▶ **Work request**: For this exercise, report every line of the material that includes "hàng".

▶ **Task material**:
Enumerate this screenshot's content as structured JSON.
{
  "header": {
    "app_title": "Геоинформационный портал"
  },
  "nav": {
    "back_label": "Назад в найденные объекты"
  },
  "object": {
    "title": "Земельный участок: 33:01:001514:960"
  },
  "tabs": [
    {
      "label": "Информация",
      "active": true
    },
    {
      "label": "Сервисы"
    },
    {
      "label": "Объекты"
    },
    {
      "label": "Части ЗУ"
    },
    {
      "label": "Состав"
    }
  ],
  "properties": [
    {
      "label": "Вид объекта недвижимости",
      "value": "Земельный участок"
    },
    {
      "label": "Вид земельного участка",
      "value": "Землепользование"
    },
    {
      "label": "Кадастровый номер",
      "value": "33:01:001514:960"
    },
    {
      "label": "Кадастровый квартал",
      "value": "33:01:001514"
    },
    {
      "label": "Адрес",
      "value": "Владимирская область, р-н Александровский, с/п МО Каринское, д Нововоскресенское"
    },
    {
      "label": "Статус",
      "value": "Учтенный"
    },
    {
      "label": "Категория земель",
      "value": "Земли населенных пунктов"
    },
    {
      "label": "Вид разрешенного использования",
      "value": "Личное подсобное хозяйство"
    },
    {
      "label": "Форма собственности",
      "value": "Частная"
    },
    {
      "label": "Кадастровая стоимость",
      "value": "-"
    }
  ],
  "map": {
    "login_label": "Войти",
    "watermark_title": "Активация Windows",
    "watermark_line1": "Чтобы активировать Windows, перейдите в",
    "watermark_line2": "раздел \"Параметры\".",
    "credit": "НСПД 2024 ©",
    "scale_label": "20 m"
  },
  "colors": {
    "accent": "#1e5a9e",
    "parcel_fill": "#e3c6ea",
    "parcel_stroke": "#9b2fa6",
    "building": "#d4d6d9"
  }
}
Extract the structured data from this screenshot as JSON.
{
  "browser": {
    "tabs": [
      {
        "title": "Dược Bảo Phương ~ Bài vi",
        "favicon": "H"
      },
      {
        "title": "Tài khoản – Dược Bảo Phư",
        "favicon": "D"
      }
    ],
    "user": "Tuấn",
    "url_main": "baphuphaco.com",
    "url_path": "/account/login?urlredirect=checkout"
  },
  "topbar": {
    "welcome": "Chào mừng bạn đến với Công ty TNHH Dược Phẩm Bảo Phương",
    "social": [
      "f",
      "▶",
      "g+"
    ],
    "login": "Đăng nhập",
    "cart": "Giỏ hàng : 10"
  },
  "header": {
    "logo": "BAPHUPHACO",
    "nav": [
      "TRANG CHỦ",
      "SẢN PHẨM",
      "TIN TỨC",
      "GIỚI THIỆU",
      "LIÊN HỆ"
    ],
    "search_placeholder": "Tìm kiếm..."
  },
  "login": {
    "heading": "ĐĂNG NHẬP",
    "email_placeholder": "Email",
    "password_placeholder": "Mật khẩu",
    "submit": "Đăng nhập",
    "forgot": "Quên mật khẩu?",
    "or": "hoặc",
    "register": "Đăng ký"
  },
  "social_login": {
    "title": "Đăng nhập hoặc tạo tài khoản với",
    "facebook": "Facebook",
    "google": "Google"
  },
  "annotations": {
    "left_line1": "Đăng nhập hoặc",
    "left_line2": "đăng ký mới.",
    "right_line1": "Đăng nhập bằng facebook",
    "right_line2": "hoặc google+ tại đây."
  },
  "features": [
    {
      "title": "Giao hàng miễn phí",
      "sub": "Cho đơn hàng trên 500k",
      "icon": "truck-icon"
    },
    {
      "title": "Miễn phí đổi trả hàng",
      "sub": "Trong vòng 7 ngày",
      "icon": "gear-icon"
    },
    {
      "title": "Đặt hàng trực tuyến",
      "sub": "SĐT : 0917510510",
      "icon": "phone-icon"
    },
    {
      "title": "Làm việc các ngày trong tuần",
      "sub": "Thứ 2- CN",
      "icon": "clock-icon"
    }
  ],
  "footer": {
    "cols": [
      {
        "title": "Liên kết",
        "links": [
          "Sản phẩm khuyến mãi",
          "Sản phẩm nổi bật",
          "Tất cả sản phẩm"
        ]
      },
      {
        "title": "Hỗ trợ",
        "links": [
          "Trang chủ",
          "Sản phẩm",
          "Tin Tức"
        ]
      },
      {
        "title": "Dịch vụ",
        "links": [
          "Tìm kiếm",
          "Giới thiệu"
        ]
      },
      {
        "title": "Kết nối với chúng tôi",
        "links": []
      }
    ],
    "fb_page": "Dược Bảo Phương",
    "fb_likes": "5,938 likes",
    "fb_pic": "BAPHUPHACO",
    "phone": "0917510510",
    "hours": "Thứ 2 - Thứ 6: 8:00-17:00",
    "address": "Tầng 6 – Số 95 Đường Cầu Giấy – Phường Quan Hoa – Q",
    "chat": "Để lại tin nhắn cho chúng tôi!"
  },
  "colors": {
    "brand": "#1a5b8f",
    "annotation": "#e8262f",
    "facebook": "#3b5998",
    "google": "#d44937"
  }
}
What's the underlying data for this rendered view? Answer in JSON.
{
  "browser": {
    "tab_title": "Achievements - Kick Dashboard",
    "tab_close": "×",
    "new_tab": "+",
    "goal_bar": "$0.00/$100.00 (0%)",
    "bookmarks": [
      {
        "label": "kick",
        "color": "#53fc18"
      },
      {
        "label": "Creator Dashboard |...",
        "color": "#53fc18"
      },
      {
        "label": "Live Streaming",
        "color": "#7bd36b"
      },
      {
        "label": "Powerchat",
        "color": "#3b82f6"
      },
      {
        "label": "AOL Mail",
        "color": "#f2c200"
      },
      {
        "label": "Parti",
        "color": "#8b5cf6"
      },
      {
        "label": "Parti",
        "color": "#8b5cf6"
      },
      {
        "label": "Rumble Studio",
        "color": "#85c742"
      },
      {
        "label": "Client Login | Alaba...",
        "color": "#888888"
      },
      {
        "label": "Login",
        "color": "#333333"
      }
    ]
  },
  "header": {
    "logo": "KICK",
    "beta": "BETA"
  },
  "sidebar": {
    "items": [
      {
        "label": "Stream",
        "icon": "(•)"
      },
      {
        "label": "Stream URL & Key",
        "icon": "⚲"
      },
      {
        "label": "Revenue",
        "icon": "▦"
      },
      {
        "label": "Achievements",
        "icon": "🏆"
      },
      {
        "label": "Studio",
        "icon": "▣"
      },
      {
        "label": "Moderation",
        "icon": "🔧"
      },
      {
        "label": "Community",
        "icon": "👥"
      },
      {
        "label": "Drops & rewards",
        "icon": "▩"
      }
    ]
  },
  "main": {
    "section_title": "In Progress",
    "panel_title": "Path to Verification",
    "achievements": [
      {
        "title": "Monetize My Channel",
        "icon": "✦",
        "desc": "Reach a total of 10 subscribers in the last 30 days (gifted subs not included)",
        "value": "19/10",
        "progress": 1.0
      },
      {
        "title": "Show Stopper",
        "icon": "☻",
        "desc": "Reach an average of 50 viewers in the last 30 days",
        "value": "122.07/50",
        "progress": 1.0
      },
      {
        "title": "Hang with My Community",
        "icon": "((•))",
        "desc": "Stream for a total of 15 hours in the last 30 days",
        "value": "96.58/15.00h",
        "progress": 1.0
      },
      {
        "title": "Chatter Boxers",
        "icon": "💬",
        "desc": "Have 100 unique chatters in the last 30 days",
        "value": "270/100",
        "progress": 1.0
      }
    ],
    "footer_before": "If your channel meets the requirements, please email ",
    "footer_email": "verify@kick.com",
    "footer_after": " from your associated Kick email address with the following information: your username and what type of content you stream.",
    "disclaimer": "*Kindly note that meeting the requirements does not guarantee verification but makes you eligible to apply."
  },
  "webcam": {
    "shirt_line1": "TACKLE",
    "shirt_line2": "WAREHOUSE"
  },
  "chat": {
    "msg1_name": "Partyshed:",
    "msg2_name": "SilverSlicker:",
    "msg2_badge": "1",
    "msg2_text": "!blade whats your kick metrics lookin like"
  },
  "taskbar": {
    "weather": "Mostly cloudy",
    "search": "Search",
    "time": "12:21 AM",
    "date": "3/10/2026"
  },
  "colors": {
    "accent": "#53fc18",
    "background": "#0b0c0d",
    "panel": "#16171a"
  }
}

▶ **Completed task**:
    "cart": "Giỏ hàng : 10"
      "title": "Giao hàng miễn phí",
      "sub": "Cho đơn hàng trên 500k",
      "title": "Miễn phí đổi trả hàng",
      "title": "Đặt hàng trực tuyến",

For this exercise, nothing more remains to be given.